**What needs to be done**
Please reproduce all of the entries exactly, without omitting any.

+-------+

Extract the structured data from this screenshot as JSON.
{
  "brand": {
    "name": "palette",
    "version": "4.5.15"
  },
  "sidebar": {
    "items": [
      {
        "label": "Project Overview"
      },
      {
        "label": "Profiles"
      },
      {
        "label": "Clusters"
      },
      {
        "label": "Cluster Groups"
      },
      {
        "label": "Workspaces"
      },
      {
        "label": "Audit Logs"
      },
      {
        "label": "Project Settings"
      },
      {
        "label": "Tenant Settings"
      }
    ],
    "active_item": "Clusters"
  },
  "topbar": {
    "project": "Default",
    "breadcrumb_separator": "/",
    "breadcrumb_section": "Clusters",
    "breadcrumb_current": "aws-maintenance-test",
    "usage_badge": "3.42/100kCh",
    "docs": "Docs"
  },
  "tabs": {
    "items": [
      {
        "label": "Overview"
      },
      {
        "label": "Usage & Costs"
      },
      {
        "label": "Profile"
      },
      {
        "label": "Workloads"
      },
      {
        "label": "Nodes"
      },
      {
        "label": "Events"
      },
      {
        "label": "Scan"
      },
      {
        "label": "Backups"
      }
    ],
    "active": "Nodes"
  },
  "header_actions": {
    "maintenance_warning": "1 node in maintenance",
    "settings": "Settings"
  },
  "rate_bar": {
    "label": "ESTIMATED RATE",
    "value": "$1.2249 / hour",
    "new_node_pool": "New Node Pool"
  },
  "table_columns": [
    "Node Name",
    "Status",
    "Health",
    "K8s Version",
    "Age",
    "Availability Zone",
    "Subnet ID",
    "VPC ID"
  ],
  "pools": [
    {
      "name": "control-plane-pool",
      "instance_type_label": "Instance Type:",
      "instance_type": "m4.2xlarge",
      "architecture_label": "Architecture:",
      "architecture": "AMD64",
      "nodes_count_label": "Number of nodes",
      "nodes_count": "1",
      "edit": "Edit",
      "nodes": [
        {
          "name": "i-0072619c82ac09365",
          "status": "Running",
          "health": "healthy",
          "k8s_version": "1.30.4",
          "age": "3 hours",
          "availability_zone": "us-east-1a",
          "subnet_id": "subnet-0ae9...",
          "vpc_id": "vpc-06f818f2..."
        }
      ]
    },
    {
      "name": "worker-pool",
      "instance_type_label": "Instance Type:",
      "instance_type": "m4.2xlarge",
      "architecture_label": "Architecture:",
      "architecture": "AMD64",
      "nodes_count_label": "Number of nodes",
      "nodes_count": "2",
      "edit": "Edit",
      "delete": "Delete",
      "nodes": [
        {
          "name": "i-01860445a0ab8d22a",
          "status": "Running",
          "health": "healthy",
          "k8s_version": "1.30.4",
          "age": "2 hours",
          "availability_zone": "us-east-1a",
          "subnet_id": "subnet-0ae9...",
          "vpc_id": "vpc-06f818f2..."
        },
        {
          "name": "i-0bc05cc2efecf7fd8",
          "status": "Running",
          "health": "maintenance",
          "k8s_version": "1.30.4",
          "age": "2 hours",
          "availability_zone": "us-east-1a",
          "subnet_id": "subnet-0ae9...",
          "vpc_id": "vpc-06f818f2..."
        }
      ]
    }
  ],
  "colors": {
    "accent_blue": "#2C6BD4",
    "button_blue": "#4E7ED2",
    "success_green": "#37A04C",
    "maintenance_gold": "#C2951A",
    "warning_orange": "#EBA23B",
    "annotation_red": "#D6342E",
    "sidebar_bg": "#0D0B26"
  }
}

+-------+

**Reply to the task**
Extract the structured data from this screenshot as JSON.
{
  "brand": {
    "name": "palette",
    "version": "4.5.15"
  },
  "sidebar": {
    "items": [
      {
        "label": "Project Overview"
      },
      {
        "label": "Profiles"
      },
      {
        "label": "Clusters"
      },
      {
        "label": "Cluster Groups"
      },
      {
        "label": "Workspaces"
      },
      {
        "label": "Audit Logs"
      },
      {
        "label": "Project Settings"
      },
      {
        "label": "Tenant Settings"
      }
    ],
    "active_item": "Clusters"
  },
  "topbar": {
    "project": "Default",
    "breadcrumb_separator": "/",
    "breadcrumb_section": "Clusters",
    "breadcrumb_current": "aws-maintenance-test",
    "usage_badge": "3.42/100kCh",
    "docs": "Docs"
  },
  "tabs": {
    "items": [
      {
        "label": "Overview"
      },
      {
        "label": "Usage & Costs"
      },
      {
        "label": "Profile"
      },
      {
        "label": "Workloads"
      },
      {
        "label": "Nodes"
      },
      {
        "label": "Events"
      },
      {
        "label": "Scan"
      },
      {
        "label": "Backups"
      }
    ],
    "active": "Nodes"
  },
  "header_actions": {
    "maintenance_warning": "1 node in maintenance",
    "settings": "Settings"
  },
  "rate_bar": {
    "label": "ESTIMATED RATE",
    "value": "$1.2249 / hour",
    "new_node_pool": "New Node Pool"
  },
  "table_columns": [
    "Node Name",
    "Status",
    "Health",
    "K8s Version",
    "Age",
    "Availability Zone",
    "Subnet ID",
    "VPC ID"
  ],
  "pools": [
    {
      "name": "control-plane-pool",
      "instance_type_label": "Instance Type:",
      "instance_type": "m4.2xlarge",
      "architecture_label": "Architecture:",
      "architecture": "AMD64",
      "nodes_count_label": "Number of nodes",
      "nodes_count": "1",
      "edit": "Edit",
      "nodes": [
        {
          "name": "i-0072619c82ac09365",
          "status": "Running",
          "health": "healthy",
          "k8s_version": "1.30.4",
          "age": "3 hours",
          "availability_zone": "us-east-1a",
          "subnet_id": "subnet-0ae9...",
          "vpc_id": "vpc-06f818f2..."
        }
      ]
    },
    {
      "name": "worker-pool",
      "instance_type_label": "Instance Type:",
      "instance_type": "m4.2xlarge",
      "architecture_label": "Architecture:",
      "architecture": "AMD64",
      "nodes_count_label": "Number of nodes",
      "nodes_count": "2",
      "edit": "Edit",
      "delete": "Delete",
      "nodes": [
        {
          "name": "i-01860445a0ab8d22a",
          "status": "Running",
          "health": "healthy",
          "k8s_version": "1.30.4",
          "age": "2 hours",
          "availability_zone": "us-east-1a",
          "subnet_id": "subnet-0ae9...",
          "vpc_id": "vpc-06f818f2..."
        },
        {
          "name": "i-0bc05cc2efecf7fd8",
          "status": "Running",
          "health": "maintenance",
          "k8s_version": "1.30.4",
          "age": "2 hours",
          "availability_zone": "us-east-1a",
          "subnet_id": "subnet-0ae9...",
          "vpc_id": "vpc-06f818f2..."
        }
      ]
    }
  ],
  "colors": {
    "accent_blue": "#2C6BD4",
    "button_blue": "#4E7ED2",
    "success_green": "#37A04C",
    "maintenance_gold": "#C2951A",
    "warning_orange": "#EBA23B",
    "annotation_red": "#D6342E",
    "sidebar_bg": "#0D0B26"
  }
}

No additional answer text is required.